A Walk in the Woods: Rediscovering America on the Appalachian Trail (Official Guides to the Appalachian Trail)

A Walk in the Woods - Bill Bryson Okay, so he didn't actually hike the entire AT, but he didn't mislead the reader. The title is "A Walk in the Woods" and he sure did go for a walk in the woods. This book will make you laugh, especially if you've spent any time at all hiking.

The section on hiking in Vermont and NH made me homesick, especially when he described climbing Mt. Lafayette and Mt.Moosilauke as Lafayette was my first major hike ever and the latter my husband and I hiked with our dog.

I was disappointed that he never got to test his bear theories that he spent so much time reading about!

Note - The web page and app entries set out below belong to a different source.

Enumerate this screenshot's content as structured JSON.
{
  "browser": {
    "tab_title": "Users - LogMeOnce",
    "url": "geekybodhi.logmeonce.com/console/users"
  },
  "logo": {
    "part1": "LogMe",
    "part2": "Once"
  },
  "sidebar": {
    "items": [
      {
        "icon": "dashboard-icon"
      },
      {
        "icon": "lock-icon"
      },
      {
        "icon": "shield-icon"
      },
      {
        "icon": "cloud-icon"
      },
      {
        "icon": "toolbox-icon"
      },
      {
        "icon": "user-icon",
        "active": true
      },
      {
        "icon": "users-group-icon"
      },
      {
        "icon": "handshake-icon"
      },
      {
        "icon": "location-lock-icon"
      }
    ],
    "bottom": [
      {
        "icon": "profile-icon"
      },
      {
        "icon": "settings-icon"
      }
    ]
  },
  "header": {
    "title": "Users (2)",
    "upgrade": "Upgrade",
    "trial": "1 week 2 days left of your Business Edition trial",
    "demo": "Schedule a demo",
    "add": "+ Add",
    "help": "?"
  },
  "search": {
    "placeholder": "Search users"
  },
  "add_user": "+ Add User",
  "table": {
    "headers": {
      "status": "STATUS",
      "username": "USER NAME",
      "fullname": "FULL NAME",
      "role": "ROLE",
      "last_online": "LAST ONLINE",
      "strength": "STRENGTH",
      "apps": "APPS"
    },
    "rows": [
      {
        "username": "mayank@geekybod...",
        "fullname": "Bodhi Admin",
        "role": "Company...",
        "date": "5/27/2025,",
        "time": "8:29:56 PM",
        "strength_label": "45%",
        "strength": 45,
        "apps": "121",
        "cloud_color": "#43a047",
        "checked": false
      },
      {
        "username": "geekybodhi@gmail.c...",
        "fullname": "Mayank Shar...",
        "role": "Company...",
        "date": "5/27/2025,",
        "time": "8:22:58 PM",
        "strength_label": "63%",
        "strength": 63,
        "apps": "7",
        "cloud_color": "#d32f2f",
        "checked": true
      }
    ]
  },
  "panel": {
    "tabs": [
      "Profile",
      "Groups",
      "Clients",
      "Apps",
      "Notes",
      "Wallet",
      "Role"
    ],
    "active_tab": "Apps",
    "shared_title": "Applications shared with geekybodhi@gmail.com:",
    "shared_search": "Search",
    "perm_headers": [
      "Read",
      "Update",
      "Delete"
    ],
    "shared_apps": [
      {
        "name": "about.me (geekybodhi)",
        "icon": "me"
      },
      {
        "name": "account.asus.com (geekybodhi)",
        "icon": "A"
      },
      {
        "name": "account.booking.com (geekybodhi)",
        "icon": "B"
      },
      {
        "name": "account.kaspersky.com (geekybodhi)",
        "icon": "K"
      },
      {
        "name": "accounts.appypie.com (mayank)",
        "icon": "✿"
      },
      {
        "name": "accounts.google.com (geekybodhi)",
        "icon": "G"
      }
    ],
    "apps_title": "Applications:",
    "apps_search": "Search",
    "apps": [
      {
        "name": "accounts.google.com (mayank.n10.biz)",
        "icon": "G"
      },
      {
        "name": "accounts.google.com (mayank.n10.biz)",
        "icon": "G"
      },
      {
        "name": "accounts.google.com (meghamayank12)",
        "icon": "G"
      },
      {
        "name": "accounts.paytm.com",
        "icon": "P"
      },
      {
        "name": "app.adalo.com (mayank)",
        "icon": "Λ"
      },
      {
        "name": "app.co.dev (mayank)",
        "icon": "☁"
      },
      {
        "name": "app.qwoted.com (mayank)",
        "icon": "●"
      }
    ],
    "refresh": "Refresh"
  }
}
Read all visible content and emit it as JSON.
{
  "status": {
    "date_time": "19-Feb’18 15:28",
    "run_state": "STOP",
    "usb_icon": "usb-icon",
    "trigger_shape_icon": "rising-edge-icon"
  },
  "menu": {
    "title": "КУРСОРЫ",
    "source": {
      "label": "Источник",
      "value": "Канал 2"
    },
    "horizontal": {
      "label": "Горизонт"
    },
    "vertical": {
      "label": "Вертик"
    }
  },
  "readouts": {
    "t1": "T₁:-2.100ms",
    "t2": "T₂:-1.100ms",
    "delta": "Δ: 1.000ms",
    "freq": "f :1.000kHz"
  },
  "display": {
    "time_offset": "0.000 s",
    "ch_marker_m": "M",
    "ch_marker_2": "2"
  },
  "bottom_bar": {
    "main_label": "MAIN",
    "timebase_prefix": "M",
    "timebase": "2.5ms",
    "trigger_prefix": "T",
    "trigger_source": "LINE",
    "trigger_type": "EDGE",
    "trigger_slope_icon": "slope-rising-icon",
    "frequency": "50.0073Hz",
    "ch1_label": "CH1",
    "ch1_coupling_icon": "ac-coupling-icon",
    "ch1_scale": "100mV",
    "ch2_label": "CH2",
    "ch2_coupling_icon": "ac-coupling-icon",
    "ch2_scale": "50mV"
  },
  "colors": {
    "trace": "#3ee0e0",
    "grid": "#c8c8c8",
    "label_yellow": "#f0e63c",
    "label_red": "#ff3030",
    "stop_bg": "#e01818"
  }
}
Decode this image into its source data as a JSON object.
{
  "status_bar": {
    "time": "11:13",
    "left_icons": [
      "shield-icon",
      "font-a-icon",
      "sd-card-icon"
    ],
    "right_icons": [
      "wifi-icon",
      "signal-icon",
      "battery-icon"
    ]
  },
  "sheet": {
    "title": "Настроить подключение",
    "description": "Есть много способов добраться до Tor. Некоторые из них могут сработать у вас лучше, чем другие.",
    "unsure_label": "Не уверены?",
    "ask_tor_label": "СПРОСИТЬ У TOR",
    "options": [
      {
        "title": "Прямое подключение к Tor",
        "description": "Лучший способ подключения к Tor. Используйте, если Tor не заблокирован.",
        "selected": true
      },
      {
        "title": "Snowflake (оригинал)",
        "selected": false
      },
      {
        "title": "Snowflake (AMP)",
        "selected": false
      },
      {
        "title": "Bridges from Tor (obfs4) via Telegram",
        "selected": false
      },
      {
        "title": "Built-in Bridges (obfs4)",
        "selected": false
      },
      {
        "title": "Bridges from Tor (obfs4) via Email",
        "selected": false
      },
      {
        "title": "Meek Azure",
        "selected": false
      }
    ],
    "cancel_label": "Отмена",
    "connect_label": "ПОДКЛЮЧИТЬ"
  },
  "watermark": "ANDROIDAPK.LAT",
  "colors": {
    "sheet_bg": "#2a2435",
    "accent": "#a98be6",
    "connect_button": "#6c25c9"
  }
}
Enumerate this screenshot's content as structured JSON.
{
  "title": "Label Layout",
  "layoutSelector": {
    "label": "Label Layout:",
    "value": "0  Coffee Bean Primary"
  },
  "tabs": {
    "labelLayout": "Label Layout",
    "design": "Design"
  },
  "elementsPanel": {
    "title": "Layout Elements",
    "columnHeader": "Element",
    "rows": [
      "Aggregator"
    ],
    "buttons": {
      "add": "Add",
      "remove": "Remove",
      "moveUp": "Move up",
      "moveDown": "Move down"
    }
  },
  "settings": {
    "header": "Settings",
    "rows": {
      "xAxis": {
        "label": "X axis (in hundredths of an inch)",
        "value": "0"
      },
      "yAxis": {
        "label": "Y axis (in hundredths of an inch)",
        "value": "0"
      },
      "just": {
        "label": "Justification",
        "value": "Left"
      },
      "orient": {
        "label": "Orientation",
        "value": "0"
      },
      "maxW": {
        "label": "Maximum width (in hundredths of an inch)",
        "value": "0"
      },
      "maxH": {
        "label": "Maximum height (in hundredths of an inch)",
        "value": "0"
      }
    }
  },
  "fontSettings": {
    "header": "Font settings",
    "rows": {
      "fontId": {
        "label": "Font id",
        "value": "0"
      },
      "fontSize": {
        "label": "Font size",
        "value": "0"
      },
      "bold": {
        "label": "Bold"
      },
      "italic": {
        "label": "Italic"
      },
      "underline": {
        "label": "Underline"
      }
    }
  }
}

But at least he came face to face with a moose. Although he didn't have to go all the way to Katahdin for that. My husband came nose to nose with a moose mountain biking in the power lines behind our house in suburban Derry, NH.

At first I was annoyed with Katz, wondering what on earth possessed him to want to join Bryson on his trek. He just didn't seem that into it, what with all his complaining and chucking stuff out of his backpack. What was with that? But, as Bryson, I came to love him, and I just wanted to give him a hug when he talked about all he had to look forward to night after night was his TV dinners.

Some gems:

All the books tell you that if the grizzly comes for you, on no account should you run. This is the sort of advice you get from someone who is sitting at a keyboard when he gives it. Take if frome me, if you are in an open space with no weapons and a grizzly comes for you, run. You may as well. If nothing else, it will give you something to do with the last seven seconds of your life.

At the local outfitters store:
"Are you saying, Dave, that I pay $250 for a pack and it doesn't have straps and it isn't waterproof?"
He nodded.
"Does it have a bottom in it?"

At about five o'clock, just to make our day complete, a group of six noisy people arrived [at their shelter:], three men and three women, dressed in the most preposterously Ralph Lauren-style hiking clothes- safari jackets and broad-brimmed canvas hats and suede hiking boots. These were clothes for sauntering along the veranda at Mackinac or perhaps going on a jeep safari, but patently not for hiking.

Oh, and Mary Ellen was priceless.